*Your instructions*
The answer should match the entries below word for word, minus their pictures.

[Records from a dataset]
= = = = = = =

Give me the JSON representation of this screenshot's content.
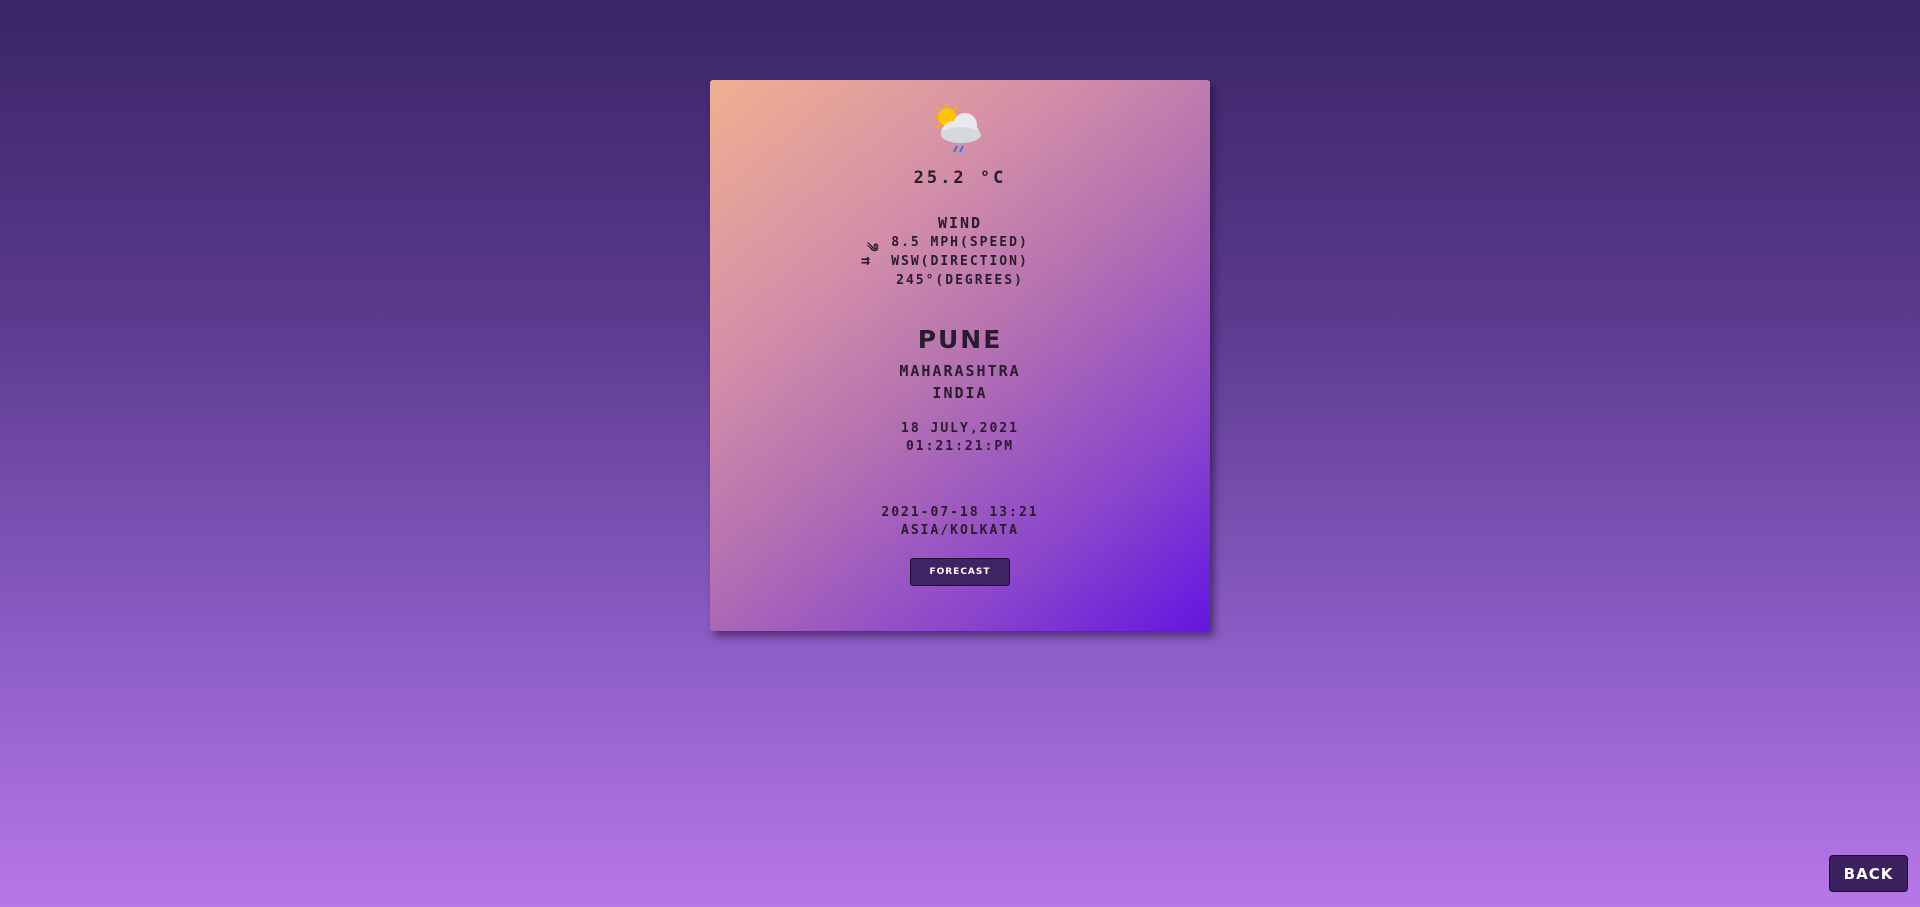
{
  "weather": {
    "icon": "sun-behind-rain-cloud-icon",
    "temperature": "25.2 °C"
  },
  "wind": {
    "title": "WIND",
    "speed": "8.5 MPH(SPEED)",
    "direction": "WSW(DIRECTION)",
    "degrees": "245°(DEGREES)",
    "speed_icon": "wind-icon",
    "direction_icon": "signpost-icon"
  },
  "location": {
    "city": "PUNE",
    "state": "MAHARASHTRA",
    "country": "INDIA"
  },
  "datetime": {
    "date": "18 JULY,2021",
    "time": "01:21:21:PM",
    "local_time": "2021-07-18 13:21",
    "timezone": "ASIA/KOLKATA"
  },
  "buttons": {
    "forecast": "FORECAST",
    "back": "BACK"
  },
  "colors": {
    "button_bg": "#3e2462",
    "card_gradient_start": "#f0b090",
    "card_gradient_end": "#6216e0"
  }
}
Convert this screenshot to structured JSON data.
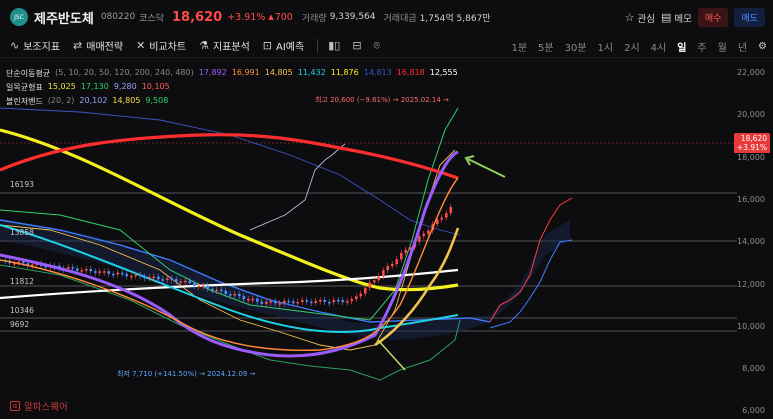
{
  "header": {
    "logo_text": "JSC",
    "stock_name": "제주반도체",
    "stock_code": "080220",
    "market": "코스닥",
    "price": "18,620",
    "change_pct": "+3.91%",
    "change_abs": "700",
    "volume_label": "거래량",
    "volume": "9,339,564",
    "amount_label": "거래대금",
    "amount": "1,754억 5,867만",
    "watch_label": "관심",
    "memo_label": "메모",
    "buy_label": "매수",
    "sell_label": "매도"
  },
  "toolbar": {
    "indicators": "보조지표",
    "strategy": "매매전략",
    "compare": "비교차트",
    "analysis": "지표분석",
    "ai_label": "AI예측",
    "periods": [
      "1분",
      "5분",
      "30분",
      "1시",
      "2시",
      "4시",
      "일",
      "주",
      "월",
      "년"
    ],
    "active_period": "일"
  },
  "legend": {
    "ma": {
      "name": "단순이동평균",
      "params": "(5, 10, 20, 50, 120, 200, 240, 480)",
      "values": [
        "17,892",
        "16,991",
        "14,805",
        "11,432",
        "11,876",
        "14,813",
        "16,818",
        "12,555"
      ]
    },
    "ichimoku": {
      "name": "일목균형표",
      "values": [
        "15,025",
        "17,130",
        "9,280",
        "10,105"
      ]
    },
    "bollinger": {
      "name": "볼린저밴드",
      "params": "(20, 2)",
      "values": [
        "20,102",
        "14,805",
        "9,508"
      ]
    }
  },
  "chart": {
    "y_ticks": [
      "22,000",
      "20,000",
      "18,000",
      "16,000",
      "14,000",
      "12,000",
      "10,000",
      "8,000",
      "6,000"
    ],
    "current_price_tag": "18,620",
    "current_change_tag": "+3.91%",
    "high_label": "최고 20,600 (−9.61%) → 2025.02.14 →",
    "low_label": "최저 7,710 (+141.50%) → 2024.12.09 →",
    "level_labels": [
      "16193",
      "13858",
      "11812",
      "10346",
      "9692"
    ]
  },
  "colors": {
    "up": "#ff4a4a",
    "down": "#4d8dff",
    "ma5": "#9b5cff",
    "ma10": "#ff8a3d",
    "ma20": "#f0c14b",
    "ma50": "#1fd3e6",
    "ma120": "#f4f21e",
    "ma200": "#3b55c9",
    "ma240": "#ff2e2e",
    "ma480": "#ffffff",
    "ichi1": "#f0e04b",
    "ichi2": "#2fd06a",
    "ichi3": "#9aa0ff",
    "ichi4": "#ff5b5b"
  },
  "watermark": "알파스퀘어"
}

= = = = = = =

*Solution to this exercise*
Give me the JSON representation of this screenshot's content.
{
  "weather": {
    "icon": "sun-behind-rain-cloud-icon",
    "temperature": "25.2 °C"
  },
  "wind": {
    "title": "WIND",
    "speed": "8.5 MPH(SPEED)",
    "direction": "WSW(DIRECTION)",
    "degrees": "245°(DEGREES)",
    "speed_icon": "wind-icon",
    "direction_icon": "signpost-icon"
  },
  "location": {
    "city": "PUNE",
    "state": "MAHARASHTRA",
    "country": "INDIA"
  },
  "datetime": {
    "date": "18 JULY,2021",
    "time": "01:21:21:PM",
    "local_time": "2021-07-18 13:21",
    "timezone": "ASIA/KOLKATA"
  },
  "buttons": {
    "forecast": "FORECAST",
    "back": "BACK"
  },
  "colors": {
    "button_bg": "#3e2462",
    "card_gradient_start": "#f0b090",
    "card_gradient_end": "#6216e0"
  }
}
Convert this screenshot to structured JSON data.
{
  "header": {
    "logo_text": "JSC",
    "stock_name": "제주반도체",
    "stock_code": "080220",
    "market": "코스닥",
    "price": "18,620",
    "change_pct": "+3.91%",
    "change_abs": "700",
    "volume_label": "거래량",
    "volume": "9,339,564",
    "amount_label": "거래대금",
    "amount": "1,754억 5,867만",
    "watch_label": "관심",
    "memo_label": "메모",
    "buy_label": "매수",
    "sell_label": "매도"
  },
  "toolbar": {
    "indicators": "보조지표",
    "strategy": "매매전략",
    "compare": "비교차트",
    "analysis": "지표분석",
    "ai_label": "AI예측",
    "periods": [
      "1분",
      "5분",
      "30분",
      "1시",
      "2시",
      "4시",
      "일",
      "주",
      "월",
      "년"
    ],
    "active_period": "일"
  },
  "legend": {
    "ma": {
      "name": "단순이동평균",
      "params": "(5, 10, 20, 50, 120, 200, 240, 480)",
      "values": [
        "17,892",
        "16,991",
        "14,805",
        "11,432",
        "11,876",
        "14,813",
        "16,818",
        "12,555"
      ]
    },
    "ichimoku": {
      "name": "일목균형표",
      "values": [
        "15,025",
        "17,130",
        "9,280",
        "10,105"
      ]
    },
    "bollinger": {
      "name": "볼린저밴드",
      "params": "(20, 2)",
      "values": [
        "20,102",
        "14,805",
        "9,508"
      ]
    }
  },
  "chart": {
    "y_ticks": [
      "22,000",
      "20,000",
      "18,000",
      "16,000",
      "14,000",
      "12,000",
      "10,000",
      "8,000",
      "6,000"
    ],
    "current_price_tag": "18,620",
    "current_change_tag": "+3.91%",
    "high_label": "최고 20,600 (−9.61%) → 2025.02.14 →",
    "low_label": "최저 7,710 (+141.50%) → 2024.12.09 →",
    "level_labels": [
      "16193",
      "13858",
      "11812",
      "10346",
      "9692"
    ]
  },
  "colors": {
    "up": "#ff4a4a",
    "down": "#4d8dff",
    "ma5": "#9b5cff",
    "ma10": "#ff8a3d",
    "ma20": "#f0c14b",
    "ma50": "#1fd3e6",
    "ma120": "#f4f21e",
    "ma200": "#3b55c9",
    "ma240": "#ff2e2e",
    "ma480": "#ffffff",
    "ichi1": "#f0e04b",
    "ichi2": "#2fd06a",
    "ichi3": "#9aa0ff",
    "ichi4": "#ff5b5b"
  },
  "watermark": "알파스퀘어"
}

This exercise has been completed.